The log must indicate which logging parameters were used for that run. This way, when the developer gets the log file, he can ensure that user was indeed using the latest version of the configuration file. Also, a curious user can be reminded of which logging parameters were in effect without having to consult the program's documentation. Both Nautilus and Sabayon append the logging configuration to the end of the log file. Nautilus spits this:
This configuration for the debug log can be re-created by putting the following in ~/nautilus-debug-log.conf (use ';' to separate domain names): [debug log] enable domains = async; checkpoint max lines=5000
Log files must appear in an obvious place. It should also be obvious whether logging is enabled or disabled. Both of these problems can be solved by keeping the log files and the configuration file in the user's home directory: as soon as you see the logs and start thinking, "what is this crap doing here?", you'll see the configuration file and remember, "oh, yes, that's why they are happening".
Log files from different runs must not overwrite each other, and they must be dated. This lets you compare two versions with minimal hunting. Sabayon does this by creating a ~/sabayon-debug-log-YYYY-MM-DD-HH-MM-SS.txt log file; Nautilus doesn't do this yet.
Oralia went crazy two days ago and she made cream of zucchini spiked with Camembert cheese, plus a main course of baked peppers stuffed with cous-cous, cumin, mint leaves, and goat cheese.
The peppers were a lot more filling than they looked! It's nice when you get leftovers of really good food.

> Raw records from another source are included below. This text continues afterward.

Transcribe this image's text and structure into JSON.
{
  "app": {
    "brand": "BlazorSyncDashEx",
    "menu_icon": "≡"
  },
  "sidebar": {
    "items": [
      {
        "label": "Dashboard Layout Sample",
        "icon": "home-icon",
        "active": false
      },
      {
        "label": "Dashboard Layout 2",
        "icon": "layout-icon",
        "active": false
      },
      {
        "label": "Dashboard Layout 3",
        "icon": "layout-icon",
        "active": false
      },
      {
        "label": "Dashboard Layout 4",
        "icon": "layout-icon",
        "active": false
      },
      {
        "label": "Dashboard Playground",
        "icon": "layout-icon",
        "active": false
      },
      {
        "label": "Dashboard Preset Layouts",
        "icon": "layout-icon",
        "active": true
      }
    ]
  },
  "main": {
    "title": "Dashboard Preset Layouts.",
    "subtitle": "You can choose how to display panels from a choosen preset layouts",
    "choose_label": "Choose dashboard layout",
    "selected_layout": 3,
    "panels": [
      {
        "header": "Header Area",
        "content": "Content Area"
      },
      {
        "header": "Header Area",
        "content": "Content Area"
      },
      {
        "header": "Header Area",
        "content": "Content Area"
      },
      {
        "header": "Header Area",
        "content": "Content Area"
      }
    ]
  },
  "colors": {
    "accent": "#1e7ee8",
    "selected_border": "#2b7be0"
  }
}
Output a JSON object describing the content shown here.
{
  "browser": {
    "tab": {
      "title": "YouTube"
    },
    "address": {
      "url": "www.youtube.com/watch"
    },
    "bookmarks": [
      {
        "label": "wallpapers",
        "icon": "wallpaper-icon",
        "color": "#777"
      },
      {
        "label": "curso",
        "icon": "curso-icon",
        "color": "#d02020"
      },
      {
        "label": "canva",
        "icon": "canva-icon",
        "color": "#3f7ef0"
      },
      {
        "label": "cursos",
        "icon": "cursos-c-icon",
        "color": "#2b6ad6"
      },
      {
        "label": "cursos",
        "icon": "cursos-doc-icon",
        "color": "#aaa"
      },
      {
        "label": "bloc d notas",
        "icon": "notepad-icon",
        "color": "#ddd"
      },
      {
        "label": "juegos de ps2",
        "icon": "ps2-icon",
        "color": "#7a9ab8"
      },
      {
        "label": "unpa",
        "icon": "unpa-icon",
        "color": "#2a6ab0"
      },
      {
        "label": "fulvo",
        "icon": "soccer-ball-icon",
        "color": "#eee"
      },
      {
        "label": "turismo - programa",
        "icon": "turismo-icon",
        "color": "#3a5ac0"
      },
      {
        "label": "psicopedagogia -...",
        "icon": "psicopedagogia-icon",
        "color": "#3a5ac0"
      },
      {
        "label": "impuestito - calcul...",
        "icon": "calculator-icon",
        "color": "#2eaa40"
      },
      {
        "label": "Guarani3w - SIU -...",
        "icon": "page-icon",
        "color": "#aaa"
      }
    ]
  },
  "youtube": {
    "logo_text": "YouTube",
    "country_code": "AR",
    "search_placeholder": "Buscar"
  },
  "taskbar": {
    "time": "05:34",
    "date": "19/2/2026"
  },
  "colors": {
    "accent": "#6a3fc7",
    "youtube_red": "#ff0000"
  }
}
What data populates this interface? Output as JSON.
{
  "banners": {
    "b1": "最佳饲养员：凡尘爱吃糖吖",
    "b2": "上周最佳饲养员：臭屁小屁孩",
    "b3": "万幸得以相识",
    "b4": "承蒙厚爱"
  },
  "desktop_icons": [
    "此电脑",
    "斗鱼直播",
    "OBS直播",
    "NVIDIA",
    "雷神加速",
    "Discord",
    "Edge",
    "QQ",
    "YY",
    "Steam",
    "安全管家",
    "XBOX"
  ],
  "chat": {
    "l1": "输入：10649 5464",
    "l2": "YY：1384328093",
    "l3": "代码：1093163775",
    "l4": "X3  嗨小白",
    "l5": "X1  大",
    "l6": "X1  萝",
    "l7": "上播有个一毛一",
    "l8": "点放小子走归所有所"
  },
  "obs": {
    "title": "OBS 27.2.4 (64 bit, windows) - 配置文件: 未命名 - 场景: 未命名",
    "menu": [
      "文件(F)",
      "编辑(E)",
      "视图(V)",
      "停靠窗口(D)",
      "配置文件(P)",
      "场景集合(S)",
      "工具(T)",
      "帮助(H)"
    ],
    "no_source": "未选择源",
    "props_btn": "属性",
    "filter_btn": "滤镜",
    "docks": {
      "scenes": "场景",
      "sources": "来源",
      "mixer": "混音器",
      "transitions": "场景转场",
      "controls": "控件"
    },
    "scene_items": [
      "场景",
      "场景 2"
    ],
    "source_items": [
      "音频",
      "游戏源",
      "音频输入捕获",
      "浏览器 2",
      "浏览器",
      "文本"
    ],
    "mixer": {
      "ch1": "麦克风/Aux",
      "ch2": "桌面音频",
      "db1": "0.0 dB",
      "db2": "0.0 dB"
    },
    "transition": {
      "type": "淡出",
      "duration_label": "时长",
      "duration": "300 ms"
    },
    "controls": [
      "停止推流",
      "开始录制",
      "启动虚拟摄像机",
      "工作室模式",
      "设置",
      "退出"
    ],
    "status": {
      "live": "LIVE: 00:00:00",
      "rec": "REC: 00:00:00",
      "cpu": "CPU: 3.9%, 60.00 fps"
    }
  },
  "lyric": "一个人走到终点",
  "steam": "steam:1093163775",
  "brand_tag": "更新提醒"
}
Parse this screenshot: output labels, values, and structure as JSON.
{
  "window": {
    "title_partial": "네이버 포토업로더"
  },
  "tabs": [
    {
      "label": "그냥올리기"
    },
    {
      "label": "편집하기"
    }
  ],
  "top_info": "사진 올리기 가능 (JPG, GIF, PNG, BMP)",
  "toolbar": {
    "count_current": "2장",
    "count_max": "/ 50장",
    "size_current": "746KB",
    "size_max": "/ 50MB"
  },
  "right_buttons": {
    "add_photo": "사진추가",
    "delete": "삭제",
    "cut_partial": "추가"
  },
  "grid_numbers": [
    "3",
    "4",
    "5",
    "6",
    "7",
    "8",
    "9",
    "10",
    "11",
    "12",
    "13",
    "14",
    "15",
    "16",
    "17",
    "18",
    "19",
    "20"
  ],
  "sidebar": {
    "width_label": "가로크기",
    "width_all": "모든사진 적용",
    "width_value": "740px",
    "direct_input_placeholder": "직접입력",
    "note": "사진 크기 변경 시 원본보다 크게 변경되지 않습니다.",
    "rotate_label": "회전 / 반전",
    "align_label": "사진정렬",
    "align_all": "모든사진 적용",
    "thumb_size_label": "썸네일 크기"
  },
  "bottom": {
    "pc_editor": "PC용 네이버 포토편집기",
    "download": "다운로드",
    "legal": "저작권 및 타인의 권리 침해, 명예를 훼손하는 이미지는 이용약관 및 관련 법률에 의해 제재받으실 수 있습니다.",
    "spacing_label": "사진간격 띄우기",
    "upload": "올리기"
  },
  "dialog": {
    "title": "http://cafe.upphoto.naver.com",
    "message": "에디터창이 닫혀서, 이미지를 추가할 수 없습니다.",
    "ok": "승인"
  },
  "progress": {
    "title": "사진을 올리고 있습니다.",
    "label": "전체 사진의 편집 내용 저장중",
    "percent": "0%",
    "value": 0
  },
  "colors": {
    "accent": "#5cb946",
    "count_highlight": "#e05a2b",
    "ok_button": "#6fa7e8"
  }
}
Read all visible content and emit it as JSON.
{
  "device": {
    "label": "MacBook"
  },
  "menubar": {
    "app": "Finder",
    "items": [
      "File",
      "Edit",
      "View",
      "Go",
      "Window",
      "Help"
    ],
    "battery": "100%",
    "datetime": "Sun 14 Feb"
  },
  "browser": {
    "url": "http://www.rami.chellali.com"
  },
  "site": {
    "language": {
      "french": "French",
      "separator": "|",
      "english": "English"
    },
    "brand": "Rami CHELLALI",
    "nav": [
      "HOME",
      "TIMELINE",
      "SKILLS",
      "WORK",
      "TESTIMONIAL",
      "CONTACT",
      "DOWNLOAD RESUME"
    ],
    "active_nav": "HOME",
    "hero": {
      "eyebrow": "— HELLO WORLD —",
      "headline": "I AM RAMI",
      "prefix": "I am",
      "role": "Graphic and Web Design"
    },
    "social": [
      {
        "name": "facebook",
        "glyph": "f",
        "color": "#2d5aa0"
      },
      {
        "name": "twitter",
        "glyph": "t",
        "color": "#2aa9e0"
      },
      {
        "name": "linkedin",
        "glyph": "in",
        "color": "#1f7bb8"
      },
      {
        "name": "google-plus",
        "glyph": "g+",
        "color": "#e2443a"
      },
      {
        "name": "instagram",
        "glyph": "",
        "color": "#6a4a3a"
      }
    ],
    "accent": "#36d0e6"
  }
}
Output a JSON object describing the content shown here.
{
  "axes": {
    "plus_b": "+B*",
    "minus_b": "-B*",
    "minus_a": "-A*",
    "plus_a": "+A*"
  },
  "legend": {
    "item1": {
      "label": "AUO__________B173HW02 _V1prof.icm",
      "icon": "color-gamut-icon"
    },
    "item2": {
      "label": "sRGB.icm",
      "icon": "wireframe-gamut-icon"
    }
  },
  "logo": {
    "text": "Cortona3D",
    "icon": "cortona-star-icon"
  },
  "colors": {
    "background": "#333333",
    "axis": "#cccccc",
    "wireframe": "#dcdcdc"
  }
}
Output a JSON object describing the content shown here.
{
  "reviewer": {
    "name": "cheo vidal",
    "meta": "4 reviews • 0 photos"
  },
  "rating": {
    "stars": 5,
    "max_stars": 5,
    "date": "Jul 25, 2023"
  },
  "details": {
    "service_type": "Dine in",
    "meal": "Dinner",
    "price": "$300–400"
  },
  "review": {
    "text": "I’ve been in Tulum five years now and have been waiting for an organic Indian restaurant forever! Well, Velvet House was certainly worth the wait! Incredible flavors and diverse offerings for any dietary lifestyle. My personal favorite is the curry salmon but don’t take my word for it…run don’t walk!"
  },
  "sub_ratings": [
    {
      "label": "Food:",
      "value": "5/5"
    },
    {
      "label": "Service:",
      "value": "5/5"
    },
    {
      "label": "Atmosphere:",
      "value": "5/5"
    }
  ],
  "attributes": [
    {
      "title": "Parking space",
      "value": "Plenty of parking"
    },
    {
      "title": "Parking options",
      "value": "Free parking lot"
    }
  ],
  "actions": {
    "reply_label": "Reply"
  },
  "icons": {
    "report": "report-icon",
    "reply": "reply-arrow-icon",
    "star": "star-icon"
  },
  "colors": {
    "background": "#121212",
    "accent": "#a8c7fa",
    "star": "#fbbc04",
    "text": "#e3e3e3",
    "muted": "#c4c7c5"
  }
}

A couple weeks ago I went to Córdoba, Veracruz to give a talk on why schools should use free software for their Computer Science courses. Somehow I mentioned that Oralia's mother's side of the family is from the Isthmus of Tehuantepec, in the state of Oaxaca. A large contingent of students from the Tecnológico del Istmo had come all the way from Oaxaca to attend the talk, so I jokingly told them that had I known they would be there, I would have asked them to bring some totopos (baked flatbread) and the delicious cream cheese that is made in their region. After the talk, one of them told me, "we have some totopos in our bus". I thought they would share a few pieces of flatbread, but they gave me a huge bag of them — what a treat! Oralia and I are indebted forever.
There is an interesting discussion in performace-list about login time right now. One thing we cannot do in Linux is to get stack traces for all programs during login when they do IPC.
For example, we have programs requesting individual keys from GConf, and those roundtrips add up to 1 whole second. We now have programs talking through D-Bus during login, and we don't know if those calls are necessary and how long they take. We have programs doing unnecessary roundtrips to the X server.
We also have programs that do a lot of disk I/O, but we can mostly optimize it away through careful use of preload/readahead. However, IPC cannot be fixed this way.
So, your task if you have DTrace available, is to get the following information. We need to know:
For each of these events, we need a timestamp and a stack trace. Later we can do the work of correlating who was waiting for what, and we can see if we can eliminate round-trips.
James: I intend to turn the content of my GUADEC talk on adding lockdown support to applications into a guide that app writers can use.
Go backward in time to March 2007.Federico Mena-Quintero <email@example.com> Mon 2007/Apr/09 09:47:09 CDT